• **Problem to solve**:
Find the string "move" in the records and copy each line where it occurs.

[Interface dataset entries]
****************
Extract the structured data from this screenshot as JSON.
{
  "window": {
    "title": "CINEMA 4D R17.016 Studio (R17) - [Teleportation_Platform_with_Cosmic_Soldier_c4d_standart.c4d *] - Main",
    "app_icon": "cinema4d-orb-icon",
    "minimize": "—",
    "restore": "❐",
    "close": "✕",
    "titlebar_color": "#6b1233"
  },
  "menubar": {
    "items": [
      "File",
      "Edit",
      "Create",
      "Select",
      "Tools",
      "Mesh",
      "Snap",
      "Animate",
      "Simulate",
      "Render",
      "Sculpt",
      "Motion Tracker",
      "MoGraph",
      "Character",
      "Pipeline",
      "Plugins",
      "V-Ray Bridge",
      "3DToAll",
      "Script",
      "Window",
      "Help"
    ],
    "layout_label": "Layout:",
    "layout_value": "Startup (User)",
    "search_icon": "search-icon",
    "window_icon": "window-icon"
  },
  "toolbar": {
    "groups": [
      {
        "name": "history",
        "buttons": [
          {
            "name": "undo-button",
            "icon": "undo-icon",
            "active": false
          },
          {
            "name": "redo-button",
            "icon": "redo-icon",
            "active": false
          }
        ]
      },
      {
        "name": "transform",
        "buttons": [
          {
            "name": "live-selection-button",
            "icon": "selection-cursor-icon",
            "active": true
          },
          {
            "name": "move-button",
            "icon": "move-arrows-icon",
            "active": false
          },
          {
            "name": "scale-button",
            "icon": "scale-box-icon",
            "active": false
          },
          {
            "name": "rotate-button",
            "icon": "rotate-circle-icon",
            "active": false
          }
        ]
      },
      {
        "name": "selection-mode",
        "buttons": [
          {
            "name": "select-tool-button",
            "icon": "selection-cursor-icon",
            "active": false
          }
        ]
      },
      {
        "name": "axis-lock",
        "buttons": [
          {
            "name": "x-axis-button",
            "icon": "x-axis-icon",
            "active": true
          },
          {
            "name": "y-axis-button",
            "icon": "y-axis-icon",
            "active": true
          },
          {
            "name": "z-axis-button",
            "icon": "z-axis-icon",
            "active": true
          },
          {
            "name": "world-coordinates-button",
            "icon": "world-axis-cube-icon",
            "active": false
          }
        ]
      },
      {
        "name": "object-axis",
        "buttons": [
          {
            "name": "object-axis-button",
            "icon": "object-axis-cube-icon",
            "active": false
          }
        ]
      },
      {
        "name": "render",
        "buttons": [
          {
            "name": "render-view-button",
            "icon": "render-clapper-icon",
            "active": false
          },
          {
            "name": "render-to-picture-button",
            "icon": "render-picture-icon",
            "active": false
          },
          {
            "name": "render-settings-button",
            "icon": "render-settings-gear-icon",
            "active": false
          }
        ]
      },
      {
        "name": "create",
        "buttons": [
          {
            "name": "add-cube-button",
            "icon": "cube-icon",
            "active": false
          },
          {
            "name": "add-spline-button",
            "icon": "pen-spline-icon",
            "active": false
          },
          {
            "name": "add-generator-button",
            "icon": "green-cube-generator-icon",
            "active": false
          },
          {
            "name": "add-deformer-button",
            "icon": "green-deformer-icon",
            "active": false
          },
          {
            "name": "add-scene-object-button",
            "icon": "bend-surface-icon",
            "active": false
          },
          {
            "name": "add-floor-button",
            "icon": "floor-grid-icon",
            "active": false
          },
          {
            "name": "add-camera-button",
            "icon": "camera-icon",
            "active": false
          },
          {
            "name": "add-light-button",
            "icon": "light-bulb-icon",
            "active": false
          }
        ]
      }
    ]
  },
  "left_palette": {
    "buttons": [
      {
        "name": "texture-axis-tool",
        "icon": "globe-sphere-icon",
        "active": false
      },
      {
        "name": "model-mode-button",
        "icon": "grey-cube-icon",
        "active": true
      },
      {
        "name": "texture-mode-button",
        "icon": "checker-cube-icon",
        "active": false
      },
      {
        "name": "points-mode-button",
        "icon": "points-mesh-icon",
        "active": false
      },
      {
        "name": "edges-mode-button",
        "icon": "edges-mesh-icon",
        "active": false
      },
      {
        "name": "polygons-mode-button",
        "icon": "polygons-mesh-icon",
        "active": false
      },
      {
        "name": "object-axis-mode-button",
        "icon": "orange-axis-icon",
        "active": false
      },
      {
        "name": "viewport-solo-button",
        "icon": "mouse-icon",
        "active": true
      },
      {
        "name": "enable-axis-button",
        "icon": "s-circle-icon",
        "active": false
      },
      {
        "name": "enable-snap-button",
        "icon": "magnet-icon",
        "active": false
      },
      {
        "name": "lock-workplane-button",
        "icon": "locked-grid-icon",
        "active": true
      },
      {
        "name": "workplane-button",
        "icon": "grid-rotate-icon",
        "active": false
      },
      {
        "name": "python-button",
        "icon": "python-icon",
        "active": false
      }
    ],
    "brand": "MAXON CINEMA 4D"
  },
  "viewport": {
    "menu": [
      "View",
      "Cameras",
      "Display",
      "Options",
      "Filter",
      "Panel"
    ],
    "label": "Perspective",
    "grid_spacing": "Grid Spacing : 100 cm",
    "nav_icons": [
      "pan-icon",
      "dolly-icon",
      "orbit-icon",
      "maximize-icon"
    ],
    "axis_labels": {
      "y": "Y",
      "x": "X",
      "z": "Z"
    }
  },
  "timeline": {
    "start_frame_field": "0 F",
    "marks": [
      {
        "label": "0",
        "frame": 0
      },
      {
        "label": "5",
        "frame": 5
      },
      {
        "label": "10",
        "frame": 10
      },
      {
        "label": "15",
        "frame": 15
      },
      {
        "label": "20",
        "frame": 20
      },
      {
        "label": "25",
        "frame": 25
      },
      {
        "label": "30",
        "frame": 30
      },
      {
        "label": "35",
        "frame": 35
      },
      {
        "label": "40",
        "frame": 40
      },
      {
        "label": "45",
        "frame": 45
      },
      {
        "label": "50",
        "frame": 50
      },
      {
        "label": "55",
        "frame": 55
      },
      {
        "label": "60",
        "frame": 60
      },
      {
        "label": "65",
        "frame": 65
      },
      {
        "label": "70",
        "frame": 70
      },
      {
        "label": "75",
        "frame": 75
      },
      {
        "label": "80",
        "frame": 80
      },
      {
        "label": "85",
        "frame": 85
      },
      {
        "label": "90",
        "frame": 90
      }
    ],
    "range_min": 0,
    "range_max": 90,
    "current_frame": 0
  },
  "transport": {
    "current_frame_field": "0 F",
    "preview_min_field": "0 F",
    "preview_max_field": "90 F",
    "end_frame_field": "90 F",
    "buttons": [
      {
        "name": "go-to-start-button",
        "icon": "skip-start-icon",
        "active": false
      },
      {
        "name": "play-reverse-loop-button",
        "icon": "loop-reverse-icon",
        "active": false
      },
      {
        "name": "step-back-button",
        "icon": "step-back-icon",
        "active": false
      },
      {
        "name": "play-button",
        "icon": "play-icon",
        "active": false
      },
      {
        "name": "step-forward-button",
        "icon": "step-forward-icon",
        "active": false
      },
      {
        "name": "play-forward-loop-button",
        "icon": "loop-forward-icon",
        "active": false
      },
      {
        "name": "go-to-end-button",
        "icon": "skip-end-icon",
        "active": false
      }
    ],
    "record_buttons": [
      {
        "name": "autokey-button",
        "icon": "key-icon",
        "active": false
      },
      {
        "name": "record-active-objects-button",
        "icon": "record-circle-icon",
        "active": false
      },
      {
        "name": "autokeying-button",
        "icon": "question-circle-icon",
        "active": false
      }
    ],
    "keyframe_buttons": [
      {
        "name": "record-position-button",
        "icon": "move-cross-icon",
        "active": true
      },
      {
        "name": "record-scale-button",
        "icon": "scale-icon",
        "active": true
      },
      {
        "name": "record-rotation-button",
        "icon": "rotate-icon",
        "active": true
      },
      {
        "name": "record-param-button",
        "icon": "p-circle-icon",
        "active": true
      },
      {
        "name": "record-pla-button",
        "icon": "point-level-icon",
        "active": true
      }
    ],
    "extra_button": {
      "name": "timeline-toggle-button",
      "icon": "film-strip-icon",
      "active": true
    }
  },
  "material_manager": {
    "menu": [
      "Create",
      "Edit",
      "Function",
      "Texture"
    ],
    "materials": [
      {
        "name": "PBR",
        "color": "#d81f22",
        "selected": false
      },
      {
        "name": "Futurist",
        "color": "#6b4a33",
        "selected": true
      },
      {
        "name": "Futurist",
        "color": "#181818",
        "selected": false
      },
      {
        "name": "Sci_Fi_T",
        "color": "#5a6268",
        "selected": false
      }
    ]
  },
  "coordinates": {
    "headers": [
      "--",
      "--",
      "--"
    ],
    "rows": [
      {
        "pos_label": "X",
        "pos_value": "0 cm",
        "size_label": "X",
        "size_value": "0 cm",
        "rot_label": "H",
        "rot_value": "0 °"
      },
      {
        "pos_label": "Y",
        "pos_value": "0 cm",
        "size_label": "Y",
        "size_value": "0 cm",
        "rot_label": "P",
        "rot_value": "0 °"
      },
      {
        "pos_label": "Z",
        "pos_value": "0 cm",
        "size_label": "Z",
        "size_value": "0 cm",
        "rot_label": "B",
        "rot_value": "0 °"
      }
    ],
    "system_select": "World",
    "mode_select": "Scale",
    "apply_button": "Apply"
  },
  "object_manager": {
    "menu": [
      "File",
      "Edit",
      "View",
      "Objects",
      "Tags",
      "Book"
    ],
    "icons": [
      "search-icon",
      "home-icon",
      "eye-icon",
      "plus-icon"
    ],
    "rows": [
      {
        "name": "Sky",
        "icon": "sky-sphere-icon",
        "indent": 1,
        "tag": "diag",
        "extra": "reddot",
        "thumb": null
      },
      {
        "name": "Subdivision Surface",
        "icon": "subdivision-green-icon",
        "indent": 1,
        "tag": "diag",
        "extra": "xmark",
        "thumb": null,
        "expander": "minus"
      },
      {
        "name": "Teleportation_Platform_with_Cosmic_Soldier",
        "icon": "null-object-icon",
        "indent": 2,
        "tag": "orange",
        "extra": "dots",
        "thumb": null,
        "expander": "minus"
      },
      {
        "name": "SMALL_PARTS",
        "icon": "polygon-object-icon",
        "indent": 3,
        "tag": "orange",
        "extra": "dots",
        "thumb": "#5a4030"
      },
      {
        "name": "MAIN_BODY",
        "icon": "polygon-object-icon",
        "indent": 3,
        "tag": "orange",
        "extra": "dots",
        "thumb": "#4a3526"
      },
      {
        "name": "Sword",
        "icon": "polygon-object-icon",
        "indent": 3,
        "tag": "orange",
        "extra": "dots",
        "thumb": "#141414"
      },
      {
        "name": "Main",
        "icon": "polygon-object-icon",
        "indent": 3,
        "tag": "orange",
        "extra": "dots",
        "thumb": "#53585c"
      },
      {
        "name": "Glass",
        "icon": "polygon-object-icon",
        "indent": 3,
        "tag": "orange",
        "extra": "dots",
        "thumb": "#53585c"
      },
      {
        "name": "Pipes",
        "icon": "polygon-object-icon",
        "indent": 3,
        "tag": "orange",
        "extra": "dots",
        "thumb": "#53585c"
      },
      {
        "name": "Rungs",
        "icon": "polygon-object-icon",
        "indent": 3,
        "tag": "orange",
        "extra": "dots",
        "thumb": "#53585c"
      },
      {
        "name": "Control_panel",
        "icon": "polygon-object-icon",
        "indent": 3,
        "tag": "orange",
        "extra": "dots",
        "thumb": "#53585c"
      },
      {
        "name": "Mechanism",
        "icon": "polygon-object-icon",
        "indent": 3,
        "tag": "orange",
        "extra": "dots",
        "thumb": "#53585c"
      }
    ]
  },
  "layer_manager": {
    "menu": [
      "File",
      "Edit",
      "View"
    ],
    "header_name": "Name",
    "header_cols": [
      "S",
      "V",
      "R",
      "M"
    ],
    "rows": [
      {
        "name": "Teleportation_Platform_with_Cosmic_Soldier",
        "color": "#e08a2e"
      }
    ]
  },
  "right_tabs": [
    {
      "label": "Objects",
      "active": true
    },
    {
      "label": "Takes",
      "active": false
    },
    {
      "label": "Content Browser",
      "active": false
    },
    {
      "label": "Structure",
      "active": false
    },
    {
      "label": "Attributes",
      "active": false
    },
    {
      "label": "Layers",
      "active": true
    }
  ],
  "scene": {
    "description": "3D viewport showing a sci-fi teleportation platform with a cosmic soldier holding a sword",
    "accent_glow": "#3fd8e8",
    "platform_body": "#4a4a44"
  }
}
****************
• **Problem solution**:
            "name": "move-button",
            "icon": "move-arrows-icon",
        "icon": "move-cross-icon",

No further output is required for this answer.